It's taken several minutes for the photons to reach the Dyson sphere, which has now been pulverized. The remnants will then be rammed by the outer layers of the star, which have been turned into ejecta of perhaps $\sim10M_{\odot}$ moving at speeds of $\sim10000\;\text{km s}^{-1}$. They'll take somewhere around 4-6 hours to reach the remains of the sphere, and will carry an enormous amount of kinetic energy. As the shock wave reaches 3 AU in radius, it will promptly sweep up the Dyson sphere and carry it off as it expands outwards into a supernova remnant.

  • 2
    $\begingroup$ Assuming you don't have a neutron star kicked out at .001c, as I recall reading about.
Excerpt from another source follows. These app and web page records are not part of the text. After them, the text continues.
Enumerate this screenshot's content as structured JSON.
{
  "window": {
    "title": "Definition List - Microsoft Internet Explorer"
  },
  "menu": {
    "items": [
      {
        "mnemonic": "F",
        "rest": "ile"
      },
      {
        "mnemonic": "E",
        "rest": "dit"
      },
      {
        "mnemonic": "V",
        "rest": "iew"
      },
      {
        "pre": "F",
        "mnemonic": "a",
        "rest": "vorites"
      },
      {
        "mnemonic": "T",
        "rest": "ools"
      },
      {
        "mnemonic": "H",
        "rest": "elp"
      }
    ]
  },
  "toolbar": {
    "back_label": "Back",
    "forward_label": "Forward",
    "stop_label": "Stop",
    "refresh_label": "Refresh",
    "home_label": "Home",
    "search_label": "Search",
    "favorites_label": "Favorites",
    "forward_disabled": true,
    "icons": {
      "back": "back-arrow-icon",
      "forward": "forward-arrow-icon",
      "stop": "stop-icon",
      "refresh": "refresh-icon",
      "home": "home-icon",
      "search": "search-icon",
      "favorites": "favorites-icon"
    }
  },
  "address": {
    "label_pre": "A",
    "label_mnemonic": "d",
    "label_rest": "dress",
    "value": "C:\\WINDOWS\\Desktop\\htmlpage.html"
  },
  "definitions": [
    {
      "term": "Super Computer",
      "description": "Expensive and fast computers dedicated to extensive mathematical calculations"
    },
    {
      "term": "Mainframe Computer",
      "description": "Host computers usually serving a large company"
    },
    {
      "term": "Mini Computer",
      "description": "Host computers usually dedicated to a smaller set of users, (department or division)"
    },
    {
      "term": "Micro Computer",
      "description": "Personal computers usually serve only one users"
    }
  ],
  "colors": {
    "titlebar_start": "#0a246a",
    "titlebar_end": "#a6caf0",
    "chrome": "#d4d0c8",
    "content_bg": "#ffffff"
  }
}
That'll punch a hole. $\endgroup$
    – Joshua
    Dec 31 '20 at 23:26
  • $\begingroup$ @Joshua I wouldn't be too concerned by that; pulsar kicks are rarely above 1000 km/s and usually a bit lower, meaning that the ejecta will likely reach the remains of the structure long before the neutron star does. $\endgroup$
    – HDE 226868
    Jan 1 at 16:15
  • $\begingroup$ It's still going to punch a hole if anything's left by the time it reaches it. 1000 km/s is clearly going to overcome the dyson sphere's station-keeping ability. $\endgroup$
    – Joshua
    Jan 1 at 16:17
  • $\begingroup$ @Joshua True, but that would likely be only a tiny fraction of anything, even if most of the remains aren't swept up by the shock from the ejecta - the cross-section of a neutron star is roughly $10^{-16}$ of the surface area of the sphere, so I think it's fairly negligible, even assuming that that's a slight underestimate by a factor of a couple because of gravitational focusing. $\endgroup$
    – HDE 226868
    Jan 1 at 16:20

It's completely unclear. Building a Dyson sphere takes technology beyond what is currently know, so we know nothing of the behavior of such technology. A super-nova would dump out massive amounts of energy beyond what the normal star would produce, but without specifying the technology and how it was used, you can't tell what it would do under excessive loads. For example, windmills are designed to run under certain wind conditions, but usually designed to disengage and furl their props under excessive wind conditions. What if a Dyson sphere were made using force-field technology? Overpressure might just "blow-through" the field w/out being captured, but do no damage as long as the field generators were intact. And then it would depend on how heavily the field generators were shielded.

If you're writing fiction, you can pick it either way: it survives or it doesn't. Then just make up some techno-babble reason for that to be true.

If you want to know for real? We don't know, because we don't know how to build a Dyson sphere, so can't tell what it will do under excessive load.


Your Answer

By clicking “Post Your Answer”, you agree to our terms of service, privacy policy and cookie policy

Not the answer you're looking for? Browse other questions tagged or ask your own question.